  • Bionic Pancreas
    For those who suffer from Type 1 Diabetes, innovations in replication of the pancreas have slowly started to come forth as substantial forms of treatment. This is done by setting up a glucose monitor using a digital device such as a smartphone to calculate and maintain blood sugar levels, as well as communicating with an infusion device to deliver insulin.
  • Robotic Nurses
    For those of you who are familiar with the Disney movie “Big Hero 6”, this might not be a new concept. Robotic nurses are being manufactured in order to carry on tasks such as lifting or helping patients to and out of their beds, which may be difficult for regular nurses to manage physically. According to Referral MD, one such nurse called RIBA, developed by “RIKEN and Tokai Rubber Industries” is said to be the “first robot that can lift up or set down a real human from or to a bed or wheelchair… using its very strong human-like arms and by novel tactile guidance methods using high-accuracy tactile sensors”. Even though this technology hasn’t been able to reach many parts of the world, it is on its way to making huge changes, and variations in design may be a possible outcome for developing countries like Pakistan.

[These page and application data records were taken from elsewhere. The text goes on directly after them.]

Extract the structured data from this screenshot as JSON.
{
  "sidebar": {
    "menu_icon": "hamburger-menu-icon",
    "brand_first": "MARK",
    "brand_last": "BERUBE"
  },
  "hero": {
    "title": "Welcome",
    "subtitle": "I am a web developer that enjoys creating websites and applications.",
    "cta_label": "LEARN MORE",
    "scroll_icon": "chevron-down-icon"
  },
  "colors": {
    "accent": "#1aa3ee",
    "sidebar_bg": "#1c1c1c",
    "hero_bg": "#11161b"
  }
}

  • Robotic Treatments
    Robotic check-ups are becoming possible nowadays due to the increase of telehealth and telecommunication. This form of healthcare system offers not only a modernized form of treatment for the patients, but also enables doctors to pass on their knowledge in areas where extensive medical technology is hard to reach. According to Pliro, “telemedicine may prove to be one of the cornerstones of treating patients effectively not just in urban areas but also rural areas where advanced medical procedures are difficult to carry out”.
  • Prosthetic Limbs
    Nowadays, prosthetic arms and legs are not how they used to be several years back. Human capabilities are being augmented and latest technologies are using brain signals to monitor and control the actions of the robotic prosthetic limbs. This means that people can carry out functions by their robotic limbs by commanding them through their minds.
  • Anti-Aging Drugs
    Many efforts are being made to extend the average life-span. According to Referral MD, “researchers have already proven that the diabetes drug metformin extends the life of animals”. This, if successful, could possibly increase the average age to about 110 – 120 years, depending on the health and quality of life that is to be led for all these years.
  • Smart Pill
    A major development that is being carried out by doctors and scientists is the integration of a miniscule sensor to a pill that is to be taken in orally. This sensor gets activated once it is ingested and then signals are sent to an external monitor that can show records of a person’s heart rate, blood pressure, body temperature, and general activity patterns.

These innovations may seem like far-fetched possibilities but are being developed and researched on continuously by scientists all over the world. Such advancements can prove to be real game changers in the world of medicine and future healthcare.